“We have a shortage of staff in our department. If we visit a few villages daily, we can only meet a few dozen farmers. But on WhatsApp we can interact with several farmers daily,” he said.

Some farmers upload photographs of their disease-hit crops to seek advice. “Whatever problem comes to us, we try to find a solution with the help of experts. Sometimes, we even visit the fields if it is a serious problem,” he added.

Besides removing misconceptions about farming practices, information is also provided on new techniques of cultivation of different crops. Crucial information on seed treatment of wheat and paddy, soil test-based fertilisers is made available.

There is also an effort to create interest in the field of farming with farmers sharing good agricultural practices.

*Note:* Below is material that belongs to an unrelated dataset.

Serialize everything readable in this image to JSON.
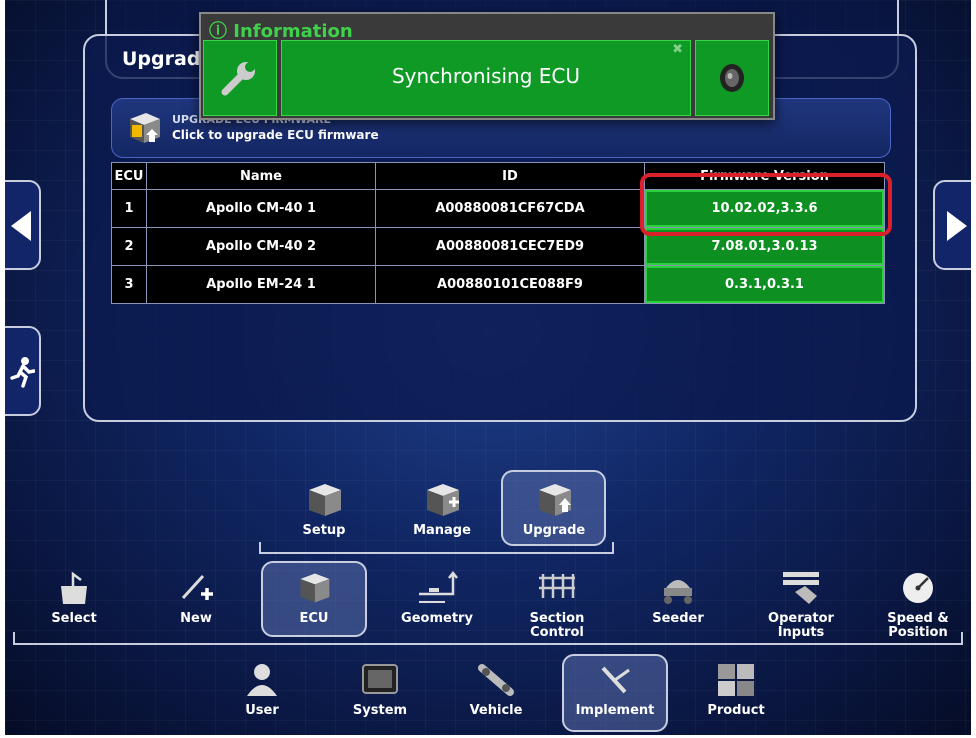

Jagroop Singh, who returned to his village in Gurdaspur after spending seven years in Australia, said he started farming after joining the group last November. He said that Dr Amrik Singh’s four research papers, published in various journals, have also been made available to the group.

“It has changed my views on farming. I now use limited fertilisers and pesticides,” said Nirmal Singh Brar, a farmer.

Another farmer, Sarwan Singh, said he has been using the easily available information to improve his yield.

Barkat Ali, a farmer from Bikaner, said he obtained details of soil testing and its benefits from this group.